The term “technocrat” was developed in the early 20th century by a man by the name of W.H. Smyth. It comes from two Greek words, ?????, (tekhne) meaning skill and ??????, (kratos) meaning power, as in governance, or rule. Smyth coined the term technocracy to refer to the "management of society by technical experts." I am sure that Mr. Smyth could not have foreseen just what that would look like a century later in 2021, and I hope that we as Americans don’t choose to let this unelected cabal of power go unchallenged.
Three years ago, I was sitting in the balcony of the House Chambers in Washington DC on April 10, 2018. This was the day that Mark Zuckerberg was hauled in for the first time to face a panel that was trying to reign him in from reigning in the American people, or at the very least, try to figure out what he as the founder of Facebook believed about his company’s role and influence in the lives of Americans.
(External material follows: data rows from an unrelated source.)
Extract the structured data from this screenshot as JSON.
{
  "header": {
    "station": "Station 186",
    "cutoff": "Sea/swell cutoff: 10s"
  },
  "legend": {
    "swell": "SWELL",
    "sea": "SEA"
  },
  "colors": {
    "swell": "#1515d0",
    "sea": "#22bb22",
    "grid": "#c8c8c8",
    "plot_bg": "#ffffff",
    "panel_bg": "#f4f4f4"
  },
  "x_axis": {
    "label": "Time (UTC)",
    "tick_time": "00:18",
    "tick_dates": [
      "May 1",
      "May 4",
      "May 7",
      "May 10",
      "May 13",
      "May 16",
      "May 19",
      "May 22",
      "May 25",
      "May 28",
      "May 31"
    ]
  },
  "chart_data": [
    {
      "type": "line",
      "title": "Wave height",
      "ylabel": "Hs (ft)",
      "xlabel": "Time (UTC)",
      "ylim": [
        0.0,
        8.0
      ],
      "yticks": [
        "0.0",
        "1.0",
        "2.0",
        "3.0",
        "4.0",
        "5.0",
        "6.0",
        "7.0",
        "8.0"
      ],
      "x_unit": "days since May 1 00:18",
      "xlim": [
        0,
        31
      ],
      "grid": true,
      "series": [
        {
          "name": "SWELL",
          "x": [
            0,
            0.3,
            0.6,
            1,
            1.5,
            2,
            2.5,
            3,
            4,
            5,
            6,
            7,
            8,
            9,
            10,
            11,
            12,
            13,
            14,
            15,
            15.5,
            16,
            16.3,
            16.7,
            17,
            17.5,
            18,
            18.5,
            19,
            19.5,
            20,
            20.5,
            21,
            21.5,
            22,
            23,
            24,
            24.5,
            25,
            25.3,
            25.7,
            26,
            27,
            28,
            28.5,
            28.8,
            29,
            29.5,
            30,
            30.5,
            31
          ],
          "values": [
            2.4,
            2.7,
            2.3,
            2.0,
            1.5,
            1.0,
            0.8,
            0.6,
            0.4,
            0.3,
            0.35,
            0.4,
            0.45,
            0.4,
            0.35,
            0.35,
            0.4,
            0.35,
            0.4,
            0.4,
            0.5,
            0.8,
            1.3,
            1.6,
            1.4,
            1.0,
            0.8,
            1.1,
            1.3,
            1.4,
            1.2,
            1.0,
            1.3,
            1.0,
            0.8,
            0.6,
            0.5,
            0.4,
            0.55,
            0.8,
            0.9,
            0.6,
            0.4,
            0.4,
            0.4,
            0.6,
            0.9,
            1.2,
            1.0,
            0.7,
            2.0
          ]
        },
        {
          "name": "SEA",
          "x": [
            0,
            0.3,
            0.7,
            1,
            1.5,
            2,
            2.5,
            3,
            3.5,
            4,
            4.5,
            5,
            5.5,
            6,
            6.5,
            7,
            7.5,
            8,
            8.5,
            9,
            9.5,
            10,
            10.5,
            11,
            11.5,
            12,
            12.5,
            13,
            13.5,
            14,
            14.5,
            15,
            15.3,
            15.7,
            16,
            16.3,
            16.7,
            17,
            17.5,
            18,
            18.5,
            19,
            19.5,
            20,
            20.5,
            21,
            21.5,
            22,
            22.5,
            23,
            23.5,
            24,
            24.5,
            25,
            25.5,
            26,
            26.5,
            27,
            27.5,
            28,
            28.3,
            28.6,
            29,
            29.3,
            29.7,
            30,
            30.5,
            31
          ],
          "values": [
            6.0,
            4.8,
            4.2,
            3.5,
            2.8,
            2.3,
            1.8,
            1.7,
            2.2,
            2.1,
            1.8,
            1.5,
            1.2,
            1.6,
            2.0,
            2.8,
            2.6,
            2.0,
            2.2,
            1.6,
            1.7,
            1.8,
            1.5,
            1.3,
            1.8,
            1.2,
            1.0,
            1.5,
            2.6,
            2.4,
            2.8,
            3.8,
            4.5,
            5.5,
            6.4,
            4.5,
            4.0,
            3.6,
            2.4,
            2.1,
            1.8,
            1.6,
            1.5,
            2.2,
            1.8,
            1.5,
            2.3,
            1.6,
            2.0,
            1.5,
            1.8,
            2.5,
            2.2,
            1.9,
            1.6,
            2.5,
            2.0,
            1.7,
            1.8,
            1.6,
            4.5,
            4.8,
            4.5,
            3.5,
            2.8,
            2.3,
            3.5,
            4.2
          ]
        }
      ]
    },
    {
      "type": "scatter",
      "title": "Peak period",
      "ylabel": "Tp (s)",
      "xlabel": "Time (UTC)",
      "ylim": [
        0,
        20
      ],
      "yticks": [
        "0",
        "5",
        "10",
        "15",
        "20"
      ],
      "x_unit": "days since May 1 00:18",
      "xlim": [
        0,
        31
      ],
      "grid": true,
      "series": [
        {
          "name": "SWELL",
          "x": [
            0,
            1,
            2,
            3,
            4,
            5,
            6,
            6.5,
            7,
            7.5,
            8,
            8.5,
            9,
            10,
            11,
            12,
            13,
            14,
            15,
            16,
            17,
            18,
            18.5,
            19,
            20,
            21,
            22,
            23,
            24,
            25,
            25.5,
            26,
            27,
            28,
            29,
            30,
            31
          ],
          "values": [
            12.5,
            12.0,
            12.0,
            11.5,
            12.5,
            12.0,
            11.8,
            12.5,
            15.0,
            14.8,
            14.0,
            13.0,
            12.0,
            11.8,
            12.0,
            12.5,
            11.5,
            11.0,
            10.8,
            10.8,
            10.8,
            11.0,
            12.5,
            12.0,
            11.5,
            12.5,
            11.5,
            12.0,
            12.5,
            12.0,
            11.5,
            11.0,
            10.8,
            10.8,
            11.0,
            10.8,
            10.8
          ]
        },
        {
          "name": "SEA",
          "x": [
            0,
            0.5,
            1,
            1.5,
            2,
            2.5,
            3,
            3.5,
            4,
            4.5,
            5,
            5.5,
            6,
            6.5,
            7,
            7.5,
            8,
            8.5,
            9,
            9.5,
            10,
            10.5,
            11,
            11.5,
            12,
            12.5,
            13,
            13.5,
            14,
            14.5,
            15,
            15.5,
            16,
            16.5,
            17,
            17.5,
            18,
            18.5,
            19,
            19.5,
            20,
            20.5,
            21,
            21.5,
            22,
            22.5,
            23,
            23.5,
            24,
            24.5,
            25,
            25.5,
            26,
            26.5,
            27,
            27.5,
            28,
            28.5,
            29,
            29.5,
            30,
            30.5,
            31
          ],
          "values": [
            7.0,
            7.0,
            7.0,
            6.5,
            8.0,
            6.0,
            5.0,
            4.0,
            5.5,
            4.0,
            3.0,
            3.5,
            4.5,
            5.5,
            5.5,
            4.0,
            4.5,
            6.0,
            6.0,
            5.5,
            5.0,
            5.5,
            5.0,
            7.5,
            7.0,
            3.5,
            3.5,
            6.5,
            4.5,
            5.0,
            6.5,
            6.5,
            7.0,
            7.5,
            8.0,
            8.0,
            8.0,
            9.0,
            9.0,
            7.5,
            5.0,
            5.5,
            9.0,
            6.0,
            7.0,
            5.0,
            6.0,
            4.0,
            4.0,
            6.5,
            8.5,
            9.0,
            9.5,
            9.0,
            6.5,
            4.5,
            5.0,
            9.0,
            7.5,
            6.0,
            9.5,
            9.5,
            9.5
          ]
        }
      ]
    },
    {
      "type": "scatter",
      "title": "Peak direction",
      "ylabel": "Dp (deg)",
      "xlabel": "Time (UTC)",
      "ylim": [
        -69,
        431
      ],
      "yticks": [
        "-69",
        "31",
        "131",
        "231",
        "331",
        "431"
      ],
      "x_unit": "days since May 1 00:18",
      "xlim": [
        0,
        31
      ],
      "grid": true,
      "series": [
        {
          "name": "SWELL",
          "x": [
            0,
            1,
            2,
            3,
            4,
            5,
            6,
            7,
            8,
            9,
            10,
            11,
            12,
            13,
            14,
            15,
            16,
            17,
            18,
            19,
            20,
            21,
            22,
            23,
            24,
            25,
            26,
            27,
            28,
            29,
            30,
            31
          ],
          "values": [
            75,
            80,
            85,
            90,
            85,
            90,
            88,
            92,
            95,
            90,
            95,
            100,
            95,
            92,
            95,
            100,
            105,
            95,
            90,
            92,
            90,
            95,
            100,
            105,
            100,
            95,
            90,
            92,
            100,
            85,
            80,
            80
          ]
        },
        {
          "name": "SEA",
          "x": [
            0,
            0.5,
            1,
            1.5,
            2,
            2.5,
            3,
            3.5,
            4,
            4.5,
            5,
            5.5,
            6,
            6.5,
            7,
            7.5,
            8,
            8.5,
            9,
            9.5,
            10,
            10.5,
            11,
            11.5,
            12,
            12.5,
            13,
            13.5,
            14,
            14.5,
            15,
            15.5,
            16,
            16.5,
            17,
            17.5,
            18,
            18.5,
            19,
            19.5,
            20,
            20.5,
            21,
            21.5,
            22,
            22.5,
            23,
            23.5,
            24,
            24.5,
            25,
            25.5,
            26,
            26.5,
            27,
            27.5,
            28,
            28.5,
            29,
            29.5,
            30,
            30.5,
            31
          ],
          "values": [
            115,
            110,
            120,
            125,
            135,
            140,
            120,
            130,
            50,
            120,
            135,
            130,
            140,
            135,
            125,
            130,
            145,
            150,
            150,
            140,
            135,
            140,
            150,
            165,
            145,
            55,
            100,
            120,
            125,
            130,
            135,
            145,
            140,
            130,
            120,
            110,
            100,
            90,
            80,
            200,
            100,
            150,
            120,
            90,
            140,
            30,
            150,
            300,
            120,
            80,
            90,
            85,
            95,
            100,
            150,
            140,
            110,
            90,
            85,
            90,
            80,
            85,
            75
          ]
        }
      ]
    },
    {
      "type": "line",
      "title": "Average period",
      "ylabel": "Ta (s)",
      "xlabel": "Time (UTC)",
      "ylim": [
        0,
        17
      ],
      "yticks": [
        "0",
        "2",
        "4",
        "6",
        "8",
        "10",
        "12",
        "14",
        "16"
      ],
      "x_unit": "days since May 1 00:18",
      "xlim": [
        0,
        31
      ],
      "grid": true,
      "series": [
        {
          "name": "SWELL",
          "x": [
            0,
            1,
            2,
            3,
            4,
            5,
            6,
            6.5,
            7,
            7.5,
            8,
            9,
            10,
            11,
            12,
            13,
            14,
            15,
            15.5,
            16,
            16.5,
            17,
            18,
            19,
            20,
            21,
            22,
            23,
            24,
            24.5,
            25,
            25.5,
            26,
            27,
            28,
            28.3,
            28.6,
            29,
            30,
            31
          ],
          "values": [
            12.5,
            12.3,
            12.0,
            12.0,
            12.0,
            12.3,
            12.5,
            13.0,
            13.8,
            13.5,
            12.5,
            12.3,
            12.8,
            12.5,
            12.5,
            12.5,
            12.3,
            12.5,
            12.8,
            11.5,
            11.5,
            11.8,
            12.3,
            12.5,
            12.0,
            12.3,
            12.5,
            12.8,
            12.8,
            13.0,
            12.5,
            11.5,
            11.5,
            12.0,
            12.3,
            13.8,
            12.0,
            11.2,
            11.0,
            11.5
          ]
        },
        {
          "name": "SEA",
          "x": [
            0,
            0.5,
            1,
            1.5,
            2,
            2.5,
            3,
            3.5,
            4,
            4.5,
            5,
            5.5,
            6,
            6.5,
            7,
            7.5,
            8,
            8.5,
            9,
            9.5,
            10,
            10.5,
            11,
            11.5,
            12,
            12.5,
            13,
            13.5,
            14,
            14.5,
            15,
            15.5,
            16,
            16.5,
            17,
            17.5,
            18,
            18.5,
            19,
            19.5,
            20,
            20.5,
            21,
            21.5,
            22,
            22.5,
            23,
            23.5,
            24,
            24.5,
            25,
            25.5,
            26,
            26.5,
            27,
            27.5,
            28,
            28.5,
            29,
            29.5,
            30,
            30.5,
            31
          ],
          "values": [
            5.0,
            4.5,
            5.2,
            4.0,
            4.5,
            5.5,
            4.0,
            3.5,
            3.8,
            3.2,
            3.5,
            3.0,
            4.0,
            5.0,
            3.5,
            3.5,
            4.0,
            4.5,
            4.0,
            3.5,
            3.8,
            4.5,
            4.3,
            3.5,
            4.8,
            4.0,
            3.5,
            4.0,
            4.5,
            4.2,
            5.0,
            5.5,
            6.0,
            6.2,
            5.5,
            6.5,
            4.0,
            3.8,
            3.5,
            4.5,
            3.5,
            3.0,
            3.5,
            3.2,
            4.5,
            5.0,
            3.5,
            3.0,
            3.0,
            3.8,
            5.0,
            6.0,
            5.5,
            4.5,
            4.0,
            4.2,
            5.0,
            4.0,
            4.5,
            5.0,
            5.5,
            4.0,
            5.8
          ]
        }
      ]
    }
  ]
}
The whole experience was rather surreal—just a few feet below me was Speaker of the House Nancy Pelosi who was chatting with Congresswoman Maxine Waters, and a few feet away in another room, Zuckerberg was facing down the likes of Ted Cruz and Alexandria Ocasio-Cortez, both of whom were exposing his inability to answer a yes-or-no question. More recently, in November of 2020 when Zuckerberg was being questioned by Senator Josh Hawley, it was suggested humorously that the room itself might have the ability to cause amnesia in those who were being asked simple questions. A Facebook whistleblower had done the yeoman’s job of exposing not only the “content moderation” teams, and the “community well-being team,” but also the fact that major league tech and social media moguls get together on it in order to assert their collective community standard. In July of 2019, Google’s Karan Bhatia did no better when it came to transparency and accountability, and couldn’t get any stronger with the heinousness of child porn than to refer to it as “minors in risky situations.”
I would like to point out the obvious fact with reference to Zuckerberg’s debut performance in DC that Cruz and AOC could not be from more polar political positions, and ironically, in that moment in 2018, they were after the same things. Clearly, things have changed greatly since then, and not in a good way. A week ago, Twitter suspended President Trump’s account for “peddling claims of election fraud.” My question is this: Doesn’t the Constitution protect the president’s right to make such a claim, true or false? If it was fraud, isn’t he allowed to say it until his dying day, and if it wasn’t fraud, isn’t he allowed to express the fact that he believes it was until his dying day? Isn’t that what America is supposed to be about, from the president to the person on the street? And, if this can be done to the president, then what is waiting in the wings for the country he leads?